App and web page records
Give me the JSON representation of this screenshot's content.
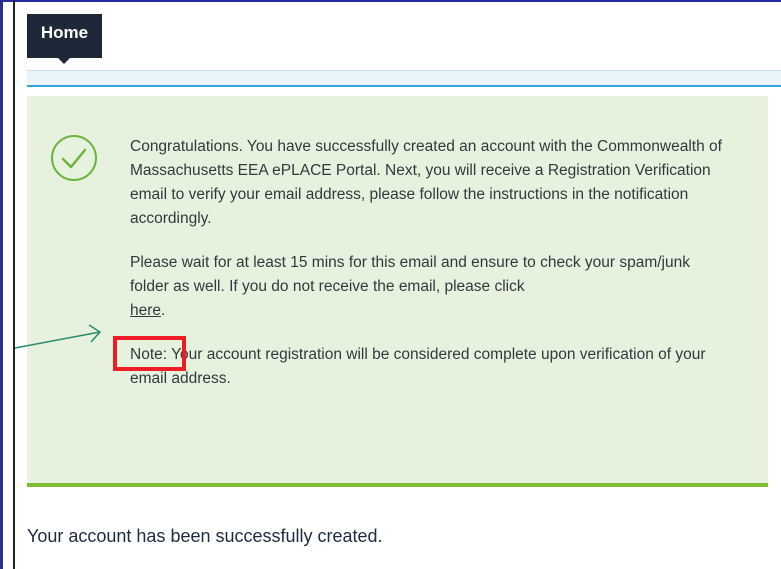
{
  "nav": {
    "home_label": "Home"
  },
  "notice": {
    "icon": "check-circle-icon",
    "para1": "Congratulations. You have successfully created an account with the Commonwealth of Massachusetts EEA ePLACE Portal. Next, you will receive a Registration Verification email to verify your email address, please follow the instructions in the notification accordingly.",
    "para2_text": "Please wait for at least 15 mins for this email and ensure to check your spam/junk folder as well. If you do not receive the email, please click",
    "para2_link": "here",
    "para2_end": ".",
    "para3": "Note: Your account registration will be considered complete upon verification of your email address."
  },
  "footer": {
    "success_message": "Your account has been successfully created."
  },
  "colors": {
    "tab_bg": "#1d2839",
    "notice_bg": "#e6f2de",
    "notice_border": "#7cbb32",
    "highlight": "#ee1c24",
    "arrow": "#2e8b6e"
  }
}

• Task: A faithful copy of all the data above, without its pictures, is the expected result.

• Answer for this exercise:
Give me the JSON representation of this screenshot's content.
{
  "nav": {
    "home_label": "Home"
  },
  "notice": {
    "icon": "check-circle-icon",
    "para1": "Congratulations. You have successfully created an account with the Commonwealth of Massachusetts EEA ePLACE Portal. Next, you will receive a Registration Verification email to verify your email address, please follow the instructions in the notification accordingly.",
    "para2_text": "Please wait for at least 15 mins for this email and ensure to check your spam/junk folder as well. If you do not receive the email, please click",
    "para2_link": "here",
    "para2_end": ".",
    "para3": "Note: Your account registration will be considered complete upon verification of your email address."
  },
  "footer": {
    "success_message": "Your account has been successfully created."
  },
  "colors": {
    "tab_bg": "#1d2839",
    "notice_bg": "#e6f2de",
    "notice_border": "#7cbb32",
    "highlight": "#ee1c24",
    "arrow": "#2e8b6e"
  }
}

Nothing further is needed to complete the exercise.